North worked on summer homework. They’d finished their summer math packet sometime in July but I had them to do some extra online review of algebra concepts and they finished the book they chose from the summer reading list, Outrun the Moon, historical fiction about the 1906 San Francisco earthquake. The kids cleaned the bathroom, kitchen, and porch, vacuumed and mowed and I taught Noah how to sew on a button so he can do that for himself at school.
We also found some time for fun. The kids recorded the audio for a music video of a new song of North’s, “Sweet as Cola,” on Monday and they shot the video on Wednesday and started editing it on Thursday. On Tuesday the three of us went for a creek walk, an annual late summer tradition. I wasn’t sure how steady North would be in the uneven surface of the creek bed on crutches, so we did a modified, shortened version. But they were actually fine and faster than me. I’ve been slow and careful in the creek since I fell and hurt my knee in there a couple years ago. It was nice to do even an abbreviated version of the walk. I found myself thinking nostalgically of one of the first times I took the kids to wade at that exact spot ten years ago.
North spent part of Monday and most of Thursday with Zoë, with whom they hadn’t had a non-camp week in common since June. From Friday morning until Saturday afternoon, Lyn and North had what Lyn’s mom called “an epic hangout.” They went to downtown Silver Spring by themselves to have lunch and see The Lion King. Later, Noah and I met them for pizza. North went to watch Lyn’s aerial silks class and then the two of them came back to our house and slept in a tent in the backyard. The next morning I took them both to the pool.
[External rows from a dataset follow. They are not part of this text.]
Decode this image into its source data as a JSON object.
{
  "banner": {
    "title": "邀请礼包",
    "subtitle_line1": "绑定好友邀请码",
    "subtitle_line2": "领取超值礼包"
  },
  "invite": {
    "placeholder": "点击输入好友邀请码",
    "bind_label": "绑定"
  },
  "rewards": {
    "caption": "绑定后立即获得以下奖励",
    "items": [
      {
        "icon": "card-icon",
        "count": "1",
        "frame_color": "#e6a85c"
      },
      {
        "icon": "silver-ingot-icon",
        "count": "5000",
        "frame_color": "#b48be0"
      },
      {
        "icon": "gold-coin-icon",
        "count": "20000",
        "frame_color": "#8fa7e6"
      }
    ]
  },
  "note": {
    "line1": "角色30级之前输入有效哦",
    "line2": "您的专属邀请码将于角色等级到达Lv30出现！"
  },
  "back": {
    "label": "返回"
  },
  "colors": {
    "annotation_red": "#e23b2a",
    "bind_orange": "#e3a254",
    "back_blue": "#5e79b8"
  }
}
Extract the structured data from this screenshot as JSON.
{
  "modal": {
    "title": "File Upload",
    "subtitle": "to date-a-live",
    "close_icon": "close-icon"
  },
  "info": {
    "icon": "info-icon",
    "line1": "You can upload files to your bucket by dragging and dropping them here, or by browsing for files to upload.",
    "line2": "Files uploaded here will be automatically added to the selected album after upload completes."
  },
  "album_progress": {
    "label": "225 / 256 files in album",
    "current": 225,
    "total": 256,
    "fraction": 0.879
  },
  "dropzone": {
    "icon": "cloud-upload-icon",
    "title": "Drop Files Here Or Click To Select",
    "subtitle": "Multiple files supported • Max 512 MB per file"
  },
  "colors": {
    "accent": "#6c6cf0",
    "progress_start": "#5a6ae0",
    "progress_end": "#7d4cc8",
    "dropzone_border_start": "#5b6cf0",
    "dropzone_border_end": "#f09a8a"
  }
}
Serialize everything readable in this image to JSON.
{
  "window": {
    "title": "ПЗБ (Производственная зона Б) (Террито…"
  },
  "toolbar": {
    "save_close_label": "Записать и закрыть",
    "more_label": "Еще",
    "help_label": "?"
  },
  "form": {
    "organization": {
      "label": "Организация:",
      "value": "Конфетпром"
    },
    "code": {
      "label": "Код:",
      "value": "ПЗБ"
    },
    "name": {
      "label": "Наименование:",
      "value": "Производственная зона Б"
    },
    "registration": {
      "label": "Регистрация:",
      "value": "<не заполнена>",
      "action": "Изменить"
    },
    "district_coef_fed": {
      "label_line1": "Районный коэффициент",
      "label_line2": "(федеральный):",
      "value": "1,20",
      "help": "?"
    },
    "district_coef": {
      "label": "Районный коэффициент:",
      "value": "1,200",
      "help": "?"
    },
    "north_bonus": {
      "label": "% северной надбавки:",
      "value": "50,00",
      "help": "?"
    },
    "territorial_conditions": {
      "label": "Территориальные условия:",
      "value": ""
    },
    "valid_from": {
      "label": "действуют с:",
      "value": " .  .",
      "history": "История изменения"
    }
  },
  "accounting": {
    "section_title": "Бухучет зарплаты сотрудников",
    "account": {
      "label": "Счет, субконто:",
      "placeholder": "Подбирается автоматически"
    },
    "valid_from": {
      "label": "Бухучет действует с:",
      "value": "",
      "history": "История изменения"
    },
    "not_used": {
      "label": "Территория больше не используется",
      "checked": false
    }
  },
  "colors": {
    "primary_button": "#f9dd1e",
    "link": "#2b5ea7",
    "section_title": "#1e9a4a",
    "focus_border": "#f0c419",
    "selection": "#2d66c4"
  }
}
We dropped Lyn off at home around 3:30 and drove to the Montgomery County Fair. We spent the late afternoon and evening there, looking at farm animals, eating fair food, and riding our favorite rides. We finished with the Ferris wheel, the four of us in the little car suspended high above the ground, looking over the colored lights of the fair on a mild summer night, before our August travels scatter us in different directions.